I have a new client whose company seems to be crawling with outside consultants. I am not convinced that I want any of them involved in areas for which my sponsor has engaged me. How should I make that clear?
Although most times we may be the only, or principal, consultant in a company, it seems increasingly common these days to be one of many. This makes sense, since we each have our areas of expertise and don't expect to be the expert on everything. We were brought in because of our reputation and referral on a specific skill, technology, or ability. Other consultants were brought in because they bring their own expertise.
I suggest you consider this a tremendous opportunity rather than a problem. What could be better than to work alongside someone withgreater skills than you in a discipline important to your client on a problem in the same general area? Other than the obvious benefit of getting to meet and observe in action some new professional colleagues, this is a fabulous opportunity to improve the quality and effectiveness of your own work product for this client. Everyone wins here by collaboration.Tip:
Take the initiative to collaborate. Talk to the other consultants in the client office about getting together at least once (on a regular basis would be better) to discuss how you might all collaborate to best serve the client. Maybe you can arrange a brown bag lunch every week or two to discuss ideas or resolve problems you face individually. Even better is to discuss your findings and recommendations before presenting them to your client to be sure your recommendations do not create a conflict between different parts of the organization.

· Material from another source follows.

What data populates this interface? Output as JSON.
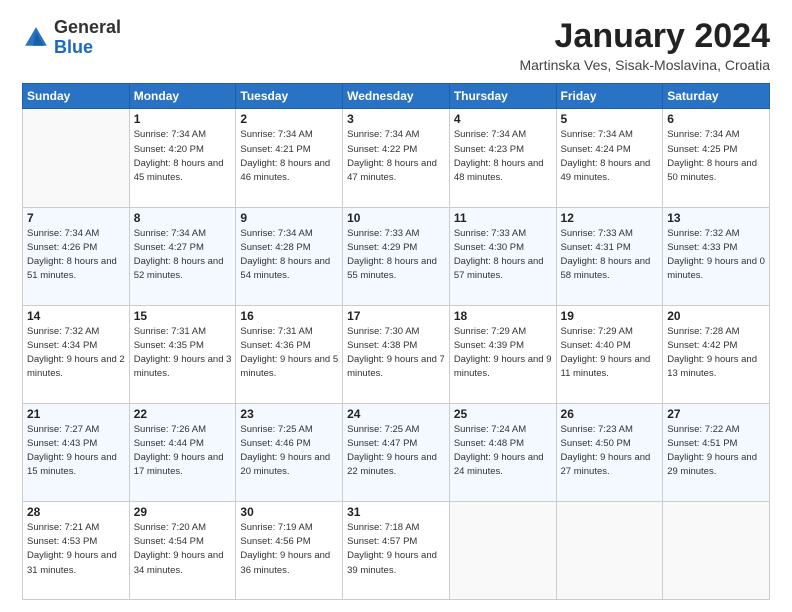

Be careful to run this idea by your sponsor to be sure there isn't something in office politics or confidentiality you should attend to. © 2009 Institute of Management Consultants USA